NUR-SULTAN – Kazakhstan marked the Qurban Ait (Eid al-Adha) holiday on July 20 that comes as the countries around the world, including Kazakhstan, tighten COVID-19 restrictions and maintain the ban on gatherings.
The holiday, which means the feast of sacrifice, is mostly associated with sacrificing an animal, as well as large family gatherings and communal prayers that this year are banned because of the threat of the pandemic.
The celebration is derived from a story in the Qoran about the willingness of the Prophet Ibrahim to sacrifice his son Ismael as an act of complete obedience to God. According to the story, God then intervened and substituted Ismael with a sheep.
Muslims perform an animal ritual sacrifice, usually a sheep, to commemorate the divine intervention.
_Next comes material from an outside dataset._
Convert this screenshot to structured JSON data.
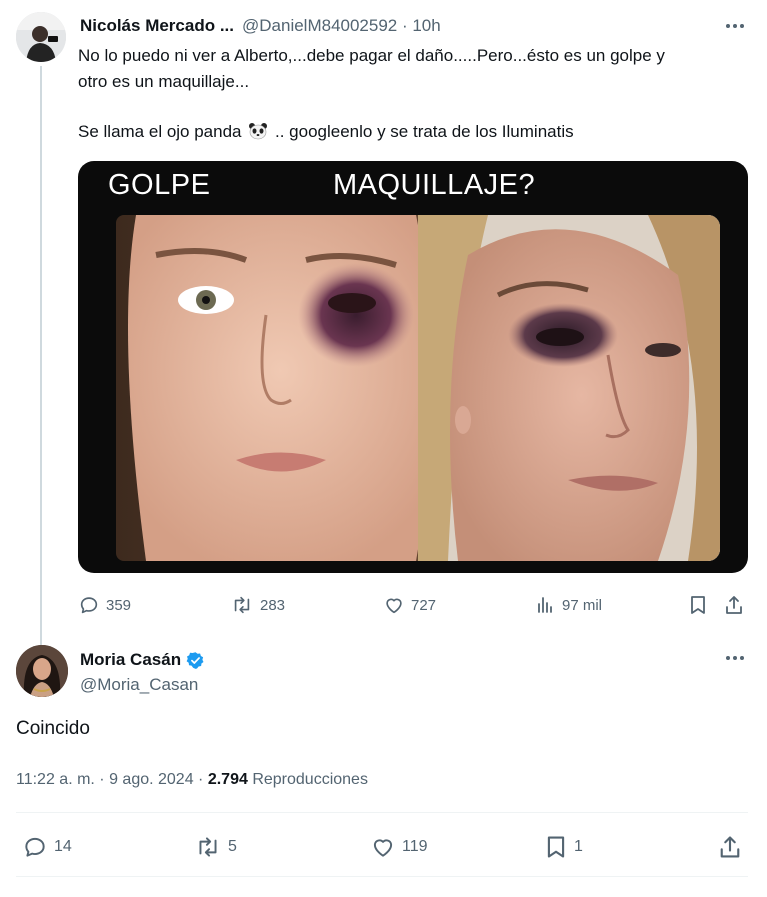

An animal is divided into three parts, and part is given to the needy.
Animal sacrifice and meat distribution symbolize the willingness to give up something dear to people as an act of obedience to God and to extend a hand of friendship and compassion to the less fortunate.
In Kazakhstan, Qurban Ait is also marked with special warm relations between people of different religious views and nationalities. While only the first day of the festival is an official holiday, citizens usually enjoy meals and guest visits for three days.
To avoid gatherings, the Spiritual Administration of Muslims of Kazakhstan launched a website where people could make contributions to animal sacrifice online. Since July 16, the website has received payments from nearly 4,700 people.
President Kassym-Jomart Tokayev also congratulated the citizens saying the holiday “calls for unity and solidarity, strengthens friendship and harmony.”
“On these days, Muslims make sacrifices, help less fortunate, and take care of the needy. They make prayers for the well-being of the family and for peace and in the country with faith in their hearts. Such good intentions and good deeds create an atmosphere of compassion and mutual respect,” said Tokayev in his congratulatory statement.